An 80-year-old church deacon was removed from the Smith Haven Mall yesterday in a wheelchair and arrested by police for refusing to remove a T-shirt protesting the Iraq War.Police said that Don Zirkel, of Bethpage, was disturbing shoppers at the Lake Grove mall with his T-shirt, which had what they described as “graphic anti-war images.” Zirkel, a deacon at Our Lady of the Miraculous Medal in Wyandanch, said his shirt had the death tolls of American military personnel and Iraqis – 4,000 and 1 million – and the words “Dead” and “Enough.” The shirt also has three blotches resembling blood splatters.
Police said in a release last night that Zirkel was handing out anti-war pamphlets to mallgoers and that mall security told him to stop and turn his shirt inside out. Zirkel refused to turn his shirt inside out and wouldn’t leave, police said. Security placed him on “civilian arrest” and called police. When police arrived, Zirkel passively resisted attempts to bring him to a police car, the release said.
But Zirkel said he was sitting in the food court drinking coffee with his wife Marie, 77, and several others when police and mall security officers approached and demanded they remove their anti-war T-shirts.
The others complied, but Zirkel said he refused, and when he wouldn’t stand up to be removed and arrested, authorities brought over a wheelchair. “They forcibly picked me up and put me in the wheelchair,” said Zirkel, a deacon at one of the poorest Catholic parishes on Long Island, where a devastating fire recently destroyed the rectory and storage areas.
Zirkel was charged with criminal trespassing and resisting arrest. He was released on bail. A spokeswoman for mall owner Simon Property Group did not immediately return calls seeking comment.
Generally speaking, a mall has the right to control what happens on its property, said John McEntee, a Uniondale commercial litigation lawyer.
Activists with dueling opinions had gathered to support and oppose America’s five-year campaign.
As Zirkel was being wheeled to the police car, the crowd chanted “We shall not be moved!” Moments later, they moved; police and mall security had ordered them off the property. Many joined a larger anti-war crowd assembled by the mall’s entrance, off mall property, on Veterans Memorial Highway.
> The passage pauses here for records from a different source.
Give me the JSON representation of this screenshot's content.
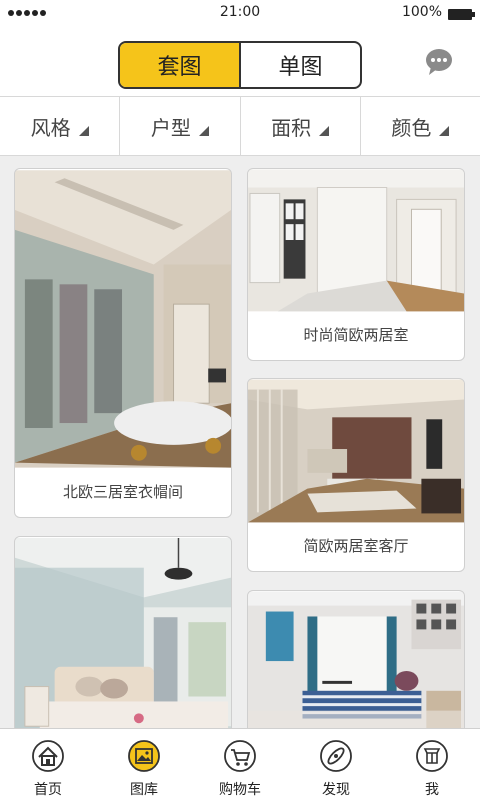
{
  "status_bar": {
    "time": "21:00",
    "battery": "100%"
  },
  "header": {
    "segments": [
      {
        "label": "套图",
        "active": true
      },
      {
        "label": "单图",
        "active": false
      }
    ],
    "accent_color": "#f5c41a"
  },
  "filters": [
    {
      "label": "风格"
    },
    {
      "label": "户型"
    },
    {
      "label": "面积"
    },
    {
      "label": "颜色"
    }
  ],
  "cards": [
    {
      "caption": "北欧三居室衣帽间",
      "image": "walk-in-closet-photo"
    },
    {
      "caption": "时尚简欧两居室",
      "image": "hallway-photo"
    },
    {
      "caption": "简欧两居室客厅",
      "image": "living-room-photo"
    },
    {
      "caption": "",
      "image": "bedroom-photo"
    },
    {
      "caption": "",
      "image": "blue-bedroom-photo"
    }
  ],
  "tabs": [
    {
      "label": "首页",
      "icon": "home-icon"
    },
    {
      "label": "图库",
      "icon": "gallery-icon",
      "active": true
    },
    {
      "label": "购物车",
      "icon": "cart-icon"
    },
    {
      "label": "发现",
      "icon": "compass-icon"
    },
    {
      "label": "我",
      "icon": "user-icon"
    }
  ]
}
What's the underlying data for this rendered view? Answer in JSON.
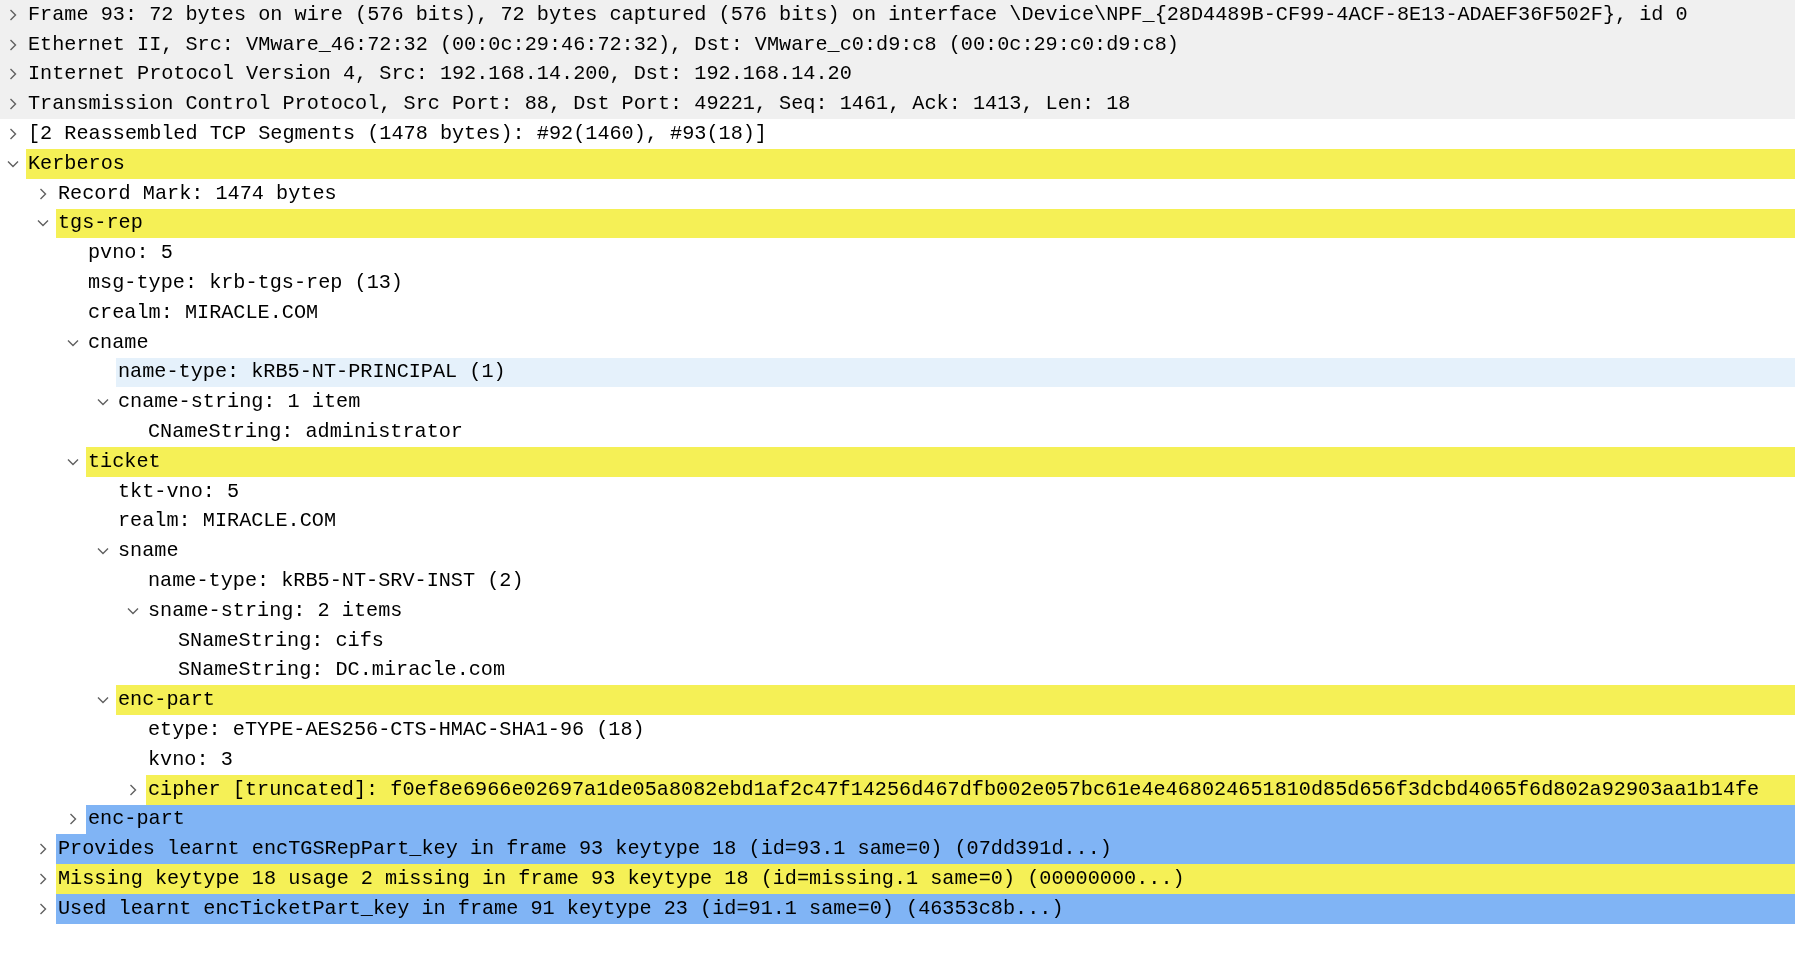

They were complemented nearby by protesters saying the Iraq war is vital for security.
BY ANASTASIA ECONOMIDES AND MATTHEW CHAYES
March 30, 2008Source: newsday.com